Required action
Find the word "this" in the listing; pull out each line holding it.

Given records
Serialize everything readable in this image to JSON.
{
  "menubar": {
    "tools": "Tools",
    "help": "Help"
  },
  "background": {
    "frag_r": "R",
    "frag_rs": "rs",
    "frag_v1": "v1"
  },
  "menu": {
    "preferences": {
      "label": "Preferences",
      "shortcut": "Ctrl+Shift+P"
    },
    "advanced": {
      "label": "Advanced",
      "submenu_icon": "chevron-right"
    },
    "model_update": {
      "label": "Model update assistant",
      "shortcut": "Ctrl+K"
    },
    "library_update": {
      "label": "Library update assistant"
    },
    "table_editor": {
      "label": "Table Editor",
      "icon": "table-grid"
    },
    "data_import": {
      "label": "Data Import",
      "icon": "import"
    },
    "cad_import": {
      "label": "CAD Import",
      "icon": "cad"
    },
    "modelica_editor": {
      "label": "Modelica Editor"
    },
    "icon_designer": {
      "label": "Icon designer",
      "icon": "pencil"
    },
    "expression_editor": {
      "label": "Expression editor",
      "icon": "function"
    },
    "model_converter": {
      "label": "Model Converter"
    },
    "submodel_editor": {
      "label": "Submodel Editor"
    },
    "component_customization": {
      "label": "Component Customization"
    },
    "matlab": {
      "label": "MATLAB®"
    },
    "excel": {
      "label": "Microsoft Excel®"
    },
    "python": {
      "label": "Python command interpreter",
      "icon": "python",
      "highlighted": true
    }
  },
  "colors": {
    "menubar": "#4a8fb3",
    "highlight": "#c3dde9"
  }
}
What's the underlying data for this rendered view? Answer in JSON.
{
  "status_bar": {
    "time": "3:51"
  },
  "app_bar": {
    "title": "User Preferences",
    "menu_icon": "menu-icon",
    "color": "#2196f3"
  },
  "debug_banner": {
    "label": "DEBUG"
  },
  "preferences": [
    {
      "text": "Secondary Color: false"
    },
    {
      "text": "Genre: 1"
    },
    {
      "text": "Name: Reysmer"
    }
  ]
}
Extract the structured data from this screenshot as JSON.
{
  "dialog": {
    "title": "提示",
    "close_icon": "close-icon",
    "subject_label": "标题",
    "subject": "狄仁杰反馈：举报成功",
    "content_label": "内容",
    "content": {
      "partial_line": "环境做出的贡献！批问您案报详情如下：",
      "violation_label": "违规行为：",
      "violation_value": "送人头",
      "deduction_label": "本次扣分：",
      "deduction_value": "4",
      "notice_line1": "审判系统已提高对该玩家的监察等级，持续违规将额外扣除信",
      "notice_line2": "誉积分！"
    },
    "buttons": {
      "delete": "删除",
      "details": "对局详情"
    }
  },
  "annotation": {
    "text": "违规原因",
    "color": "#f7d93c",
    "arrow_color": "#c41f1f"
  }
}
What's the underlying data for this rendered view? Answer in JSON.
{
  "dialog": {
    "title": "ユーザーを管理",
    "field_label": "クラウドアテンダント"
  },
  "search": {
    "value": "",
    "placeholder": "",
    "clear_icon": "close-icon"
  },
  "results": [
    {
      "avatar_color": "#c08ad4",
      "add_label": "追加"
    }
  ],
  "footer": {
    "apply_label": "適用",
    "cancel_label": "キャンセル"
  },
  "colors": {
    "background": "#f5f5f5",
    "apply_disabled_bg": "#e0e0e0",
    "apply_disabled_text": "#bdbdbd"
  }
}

Response area
Serialize everything readable in this image to JSON.
What's the underlying data for this rendered view? Answer in JSON.
Extract the structured data from this screenshot as JSON.
What's the underlying data for this rendered view? Answer in JSON.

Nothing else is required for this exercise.